Emergency Plans


Meet with your family members or housemates at least once a year to discuss how each person will respond during an emergency. Make sure that each person is familiar with the plan. Talk about what each person is afraid of, and then explain how your emergency plan and strategy will help lessen their fears.
  • Have Emergency Preparedness Essentials in your home, automobile, school, office, vacation home, and rv.
  • Draw a floor plan of your home that shows where you can find:
    • exits (windows and doors)
    • fire extinguisher
    • utility cutoffs - water valve, electrical panel, gas valve, floor drain
    • first aid kits
    • emergency supplies
  • Identify safe places in your home and on your property. Plan and practice earthquake “drop, cover, hold” or evacuation drills using different escape routes.
  • Determine meeting places, one right outside of the home in case of fire and another outside of your neighborhood in case you can’t return home.
  • Be aware of the disaster policies and plans at your children’s schools and at your spouse’s or housemate(s)’ workplaces. Ensure you have a designated person to pick up children should you be unavailable.
  • Have an “out of town” contact and ensure that all members of the family memorize their number but also give a copy of it and other emergency numbers to each member to carry with them. Following an emergency family members should call this person and tell them where they are, how they are and what their plans are.
  • Prepare or update your list of crucial addresses and phone numbers. Make sure family members or housemates have a copy.
  • Know how to turn off the gas, water & electricity. Don't turn the gas off unless absolutely necessary-only qualified technicians can turn it on.
  • “ICE” your cell phones. Add “in case of emergency” contacts. This helps responders to be able to notify the right person.
  • Determine places where your pets can stay.
  • Have a current local area map and know your specific evacuation routes and evacuation centers.
  • Know the risks in your region - find out if the area where you live is vulnerable to earthquakes, flooding, forest fires, or other threats such as hazardous material spills.  Have plans and supplies to address these specific emergencies (i.e. sandbags if you home is prone to flooding).

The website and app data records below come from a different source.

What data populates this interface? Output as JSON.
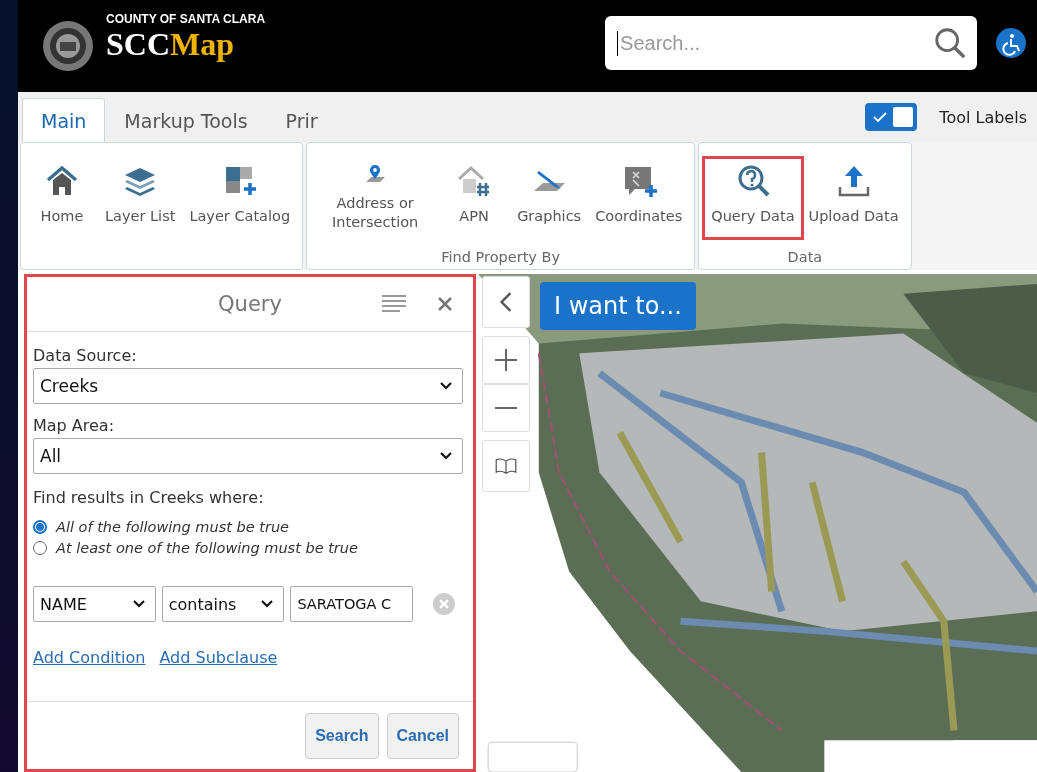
{
  "header": {
    "county": "COUNTY OF SANTA CLARA",
    "app_name_1": "SCC",
    "app_name_2": "Map",
    "search": {
      "placeholder": "Search..."
    }
  },
  "tabs": [
    {
      "label": "Main",
      "selected": true
    },
    {
      "label": "Markup Tools",
      "selected": false
    },
    {
      "label": "Prir",
      "selected": false
    }
  ],
  "tool_labels": {
    "label": "Tool Labels",
    "on": true
  },
  "ribbon": [
    {
      "items": [
        {
          "label": "Home",
          "kind": "home",
          "highlighted": false
        },
        {
          "label": "Layer List",
          "kind": "layers",
          "highlighted": false
        },
        {
          "label": "Layer Catalog",
          "kind": "catalog",
          "highlighted": false
        }
      ]
    },
    {
      "caption": "Find Property By",
      "items": [
        {
          "label": "Address or Intersection",
          "kind": "pin",
          "highlighted": false
        },
        {
          "label": "APN",
          "kind": "apn",
          "highlighted": false
        },
        {
          "label": "Graphics",
          "kind": "graphics",
          "highlighted": false
        },
        {
          "label": "Coordinates",
          "kind": "coordinates",
          "highlighted": false
        }
      ]
    },
    {
      "caption": "Data",
      "items": [
        {
          "label": "Query Data",
          "kind": "query",
          "highlighted": true
        },
        {
          "label": "Upload Data",
          "kind": "upload",
          "highlighted": false
        }
      ]
    }
  ],
  "query_panel": {
    "title": "Query",
    "highlighted": true,
    "data_source": {
      "label": "Data Source:",
      "value": "Creeks"
    },
    "map_area": {
      "label": "Map Area:",
      "value": "All"
    },
    "find_label": "Find results in Creeks where:",
    "match_options": [
      {
        "label": "All of the following must be true",
        "selected": true
      },
      {
        "label": "At least one of the following must be true",
        "selected": false
      }
    ],
    "condition": {
      "field": "NAME",
      "operator": "contains",
      "value": "SARATOGA C"
    },
    "links": [
      "Add Condition",
      "Add Subclause"
    ],
    "buttons": [
      "Search",
      "Cancel"
    ]
  },
  "map": {
    "button": "I want to..."
  }
}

  • Remind everyone that they should call the police, fire department, or other emergency personnel only if there’s a vital need.